I also do a small amount of school planning for the next six weeks that doesn’t take much time. For instance, some of our recitation pieces change at the six-week point, so I will pick out new ones during that week. I leave this for the Sabbath week rather than planning it all out before our school year starts because sometimes there may have been something that we read during that six weeks that one of the kids would like to learn for a recitation piece. So I do end up doing a few school things, but I try not to do any more considerable planning for school as I take care of most of that before the school year begins.
I did get a question once about how we do exams, and right now, I include exams during our Sabbath weeks, but only the two that are between terms (after week 12 and week 24). Because of this, those weeks don’t follow the strict definition of Sabbath weeks. However, our exams don’t take the whole week at this point in our homeschool journey because I have just two kids in lower forms (usually, we’re done by Wednesday). This may get more complicated as the kids get older, and I’ll have to revisit how we do Sabbath weeks at that point. Right now, though, because our exams don’t take an entire week, I do still feel that we’re getting a little bit of a break during those weeks.
Otherwise, I like to keep it an open slate. It’s a week where we don’t have a lot of things scheduled, and we’re able to catch up on chores around the house or spend some unstructured time together. At the end of the week, we feel rested and ready to get back into our school routine because other things are taken care of, or we were able to spend some extended time together outside of lessons.
How do we schedule our Sabbath weeks?
Scheduling our Sabbath weeks is pretty straightforward for the first part of the year. When I’m sitting down to do our school year planning, I see when Thanksgiving is, and then I count six weeks back from that. The week just before the six-week mark is our first Sabbath week of the year, and then I count another six weeks before that week, and that’s the start of our school year (in other words, 13 weeks before the week of Thanksgiving). In the last two years, this ended up being the third week of August. So whereas before, we were starting the Tuesday after Labor Day, we now begin about two weeks before that. This schedule still works out well because the public schools in our area start the first or second week of August, so we still have about two weeks to take advantage of less crowded public places.

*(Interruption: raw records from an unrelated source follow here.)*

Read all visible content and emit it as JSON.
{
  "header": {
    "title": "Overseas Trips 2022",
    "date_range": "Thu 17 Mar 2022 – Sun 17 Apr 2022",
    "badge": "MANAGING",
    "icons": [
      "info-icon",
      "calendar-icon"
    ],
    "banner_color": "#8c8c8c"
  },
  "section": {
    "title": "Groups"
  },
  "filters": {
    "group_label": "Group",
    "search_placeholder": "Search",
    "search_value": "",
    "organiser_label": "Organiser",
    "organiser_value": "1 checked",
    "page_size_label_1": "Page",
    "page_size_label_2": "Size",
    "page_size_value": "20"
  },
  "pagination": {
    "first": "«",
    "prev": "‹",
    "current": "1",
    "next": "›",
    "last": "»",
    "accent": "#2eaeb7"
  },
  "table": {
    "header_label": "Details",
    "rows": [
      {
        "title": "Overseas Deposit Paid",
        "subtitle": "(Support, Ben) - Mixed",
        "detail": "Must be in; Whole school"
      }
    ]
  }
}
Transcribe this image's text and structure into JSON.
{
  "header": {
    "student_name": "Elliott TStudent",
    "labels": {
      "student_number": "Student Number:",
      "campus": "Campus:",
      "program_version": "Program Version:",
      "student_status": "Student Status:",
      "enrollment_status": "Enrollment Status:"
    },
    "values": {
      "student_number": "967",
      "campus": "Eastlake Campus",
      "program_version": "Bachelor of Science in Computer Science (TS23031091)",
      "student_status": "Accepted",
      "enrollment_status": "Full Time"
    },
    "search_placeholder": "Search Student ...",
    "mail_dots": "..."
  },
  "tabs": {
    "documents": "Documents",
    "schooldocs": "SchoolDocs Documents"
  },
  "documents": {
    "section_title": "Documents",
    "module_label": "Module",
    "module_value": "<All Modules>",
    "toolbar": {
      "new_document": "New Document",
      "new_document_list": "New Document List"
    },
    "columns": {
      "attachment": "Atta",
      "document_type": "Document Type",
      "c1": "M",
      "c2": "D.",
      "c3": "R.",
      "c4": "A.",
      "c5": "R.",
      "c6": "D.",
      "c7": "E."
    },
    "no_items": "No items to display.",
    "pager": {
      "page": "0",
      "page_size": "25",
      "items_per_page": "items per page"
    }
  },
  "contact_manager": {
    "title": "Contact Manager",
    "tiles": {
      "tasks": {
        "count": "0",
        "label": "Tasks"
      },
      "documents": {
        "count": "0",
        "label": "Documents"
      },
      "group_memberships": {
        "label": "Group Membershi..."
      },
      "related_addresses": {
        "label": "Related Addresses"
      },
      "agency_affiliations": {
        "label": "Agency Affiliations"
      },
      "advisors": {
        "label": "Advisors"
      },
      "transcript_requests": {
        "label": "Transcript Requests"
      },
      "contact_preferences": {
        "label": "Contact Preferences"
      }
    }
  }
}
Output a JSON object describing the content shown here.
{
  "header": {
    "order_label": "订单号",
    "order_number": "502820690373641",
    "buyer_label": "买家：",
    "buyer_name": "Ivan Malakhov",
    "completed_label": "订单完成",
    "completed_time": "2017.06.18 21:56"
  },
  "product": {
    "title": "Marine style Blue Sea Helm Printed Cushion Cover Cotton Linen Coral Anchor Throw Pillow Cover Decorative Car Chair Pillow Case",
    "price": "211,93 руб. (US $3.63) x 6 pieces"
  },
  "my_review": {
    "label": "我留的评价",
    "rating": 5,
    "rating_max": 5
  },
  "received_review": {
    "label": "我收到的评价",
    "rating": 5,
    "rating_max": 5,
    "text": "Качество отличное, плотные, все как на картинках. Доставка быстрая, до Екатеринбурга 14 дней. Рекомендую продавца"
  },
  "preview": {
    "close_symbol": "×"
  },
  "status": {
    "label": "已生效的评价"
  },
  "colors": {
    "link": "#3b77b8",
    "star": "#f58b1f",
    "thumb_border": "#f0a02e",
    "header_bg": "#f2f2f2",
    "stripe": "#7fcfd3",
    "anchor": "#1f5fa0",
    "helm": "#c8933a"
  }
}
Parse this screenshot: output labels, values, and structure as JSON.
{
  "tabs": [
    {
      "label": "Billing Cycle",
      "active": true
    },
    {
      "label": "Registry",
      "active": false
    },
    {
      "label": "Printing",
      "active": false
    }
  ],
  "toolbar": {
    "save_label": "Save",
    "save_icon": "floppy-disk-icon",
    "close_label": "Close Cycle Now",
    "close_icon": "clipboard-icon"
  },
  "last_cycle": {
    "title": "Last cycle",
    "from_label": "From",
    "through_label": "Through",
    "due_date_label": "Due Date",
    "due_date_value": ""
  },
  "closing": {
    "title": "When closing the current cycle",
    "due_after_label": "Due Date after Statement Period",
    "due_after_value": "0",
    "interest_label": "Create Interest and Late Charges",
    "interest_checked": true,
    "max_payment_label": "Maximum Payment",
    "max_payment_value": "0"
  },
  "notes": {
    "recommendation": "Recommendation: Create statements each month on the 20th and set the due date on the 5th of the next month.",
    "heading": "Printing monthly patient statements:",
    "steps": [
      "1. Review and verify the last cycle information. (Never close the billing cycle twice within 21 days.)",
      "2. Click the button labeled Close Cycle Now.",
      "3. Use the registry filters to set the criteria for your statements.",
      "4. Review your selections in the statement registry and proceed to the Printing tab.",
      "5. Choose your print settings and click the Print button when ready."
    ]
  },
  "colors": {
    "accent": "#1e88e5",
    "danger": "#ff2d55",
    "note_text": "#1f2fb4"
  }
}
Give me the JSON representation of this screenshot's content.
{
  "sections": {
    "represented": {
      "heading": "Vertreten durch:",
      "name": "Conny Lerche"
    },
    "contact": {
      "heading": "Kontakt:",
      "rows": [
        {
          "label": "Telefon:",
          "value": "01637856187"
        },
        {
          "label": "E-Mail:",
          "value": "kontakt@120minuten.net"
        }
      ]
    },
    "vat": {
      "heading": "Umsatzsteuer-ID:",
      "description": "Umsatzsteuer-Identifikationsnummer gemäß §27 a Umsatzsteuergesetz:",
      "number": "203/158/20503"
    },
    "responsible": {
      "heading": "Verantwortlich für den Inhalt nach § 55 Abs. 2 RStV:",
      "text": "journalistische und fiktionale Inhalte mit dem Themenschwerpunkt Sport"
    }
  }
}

Then we have a week off for Thanksgiving, followed by three to four weeks of school between Thanksgiving and Christmas break, before we take two weeks off for Christmas and New Year’s Eve/Day.
I like to keep the period of time between Christmas break and the end of our second term, which is when we would take another Sabbath week, flexible. I don’t schedule a specific Sabbath week because the second term is already broken up with Christmas break. Usually, in February (when there isn’t a pandemic shutting everything down), I am part of a retreat for which I appreciate having extra time to prepare. Another option is to look at how many weeks there are between Christmas break and the beginning of your third term and take a break at the midway point.
Six weeks after the start of term three, we have another Sabbath week, and then another six weeks after that, we’re done with our school year. With this schedule, we were able to take two months off last summer, so we still get a more extended break in the summer, and it’s so nice to have those other breaks scattered throughout the year as well!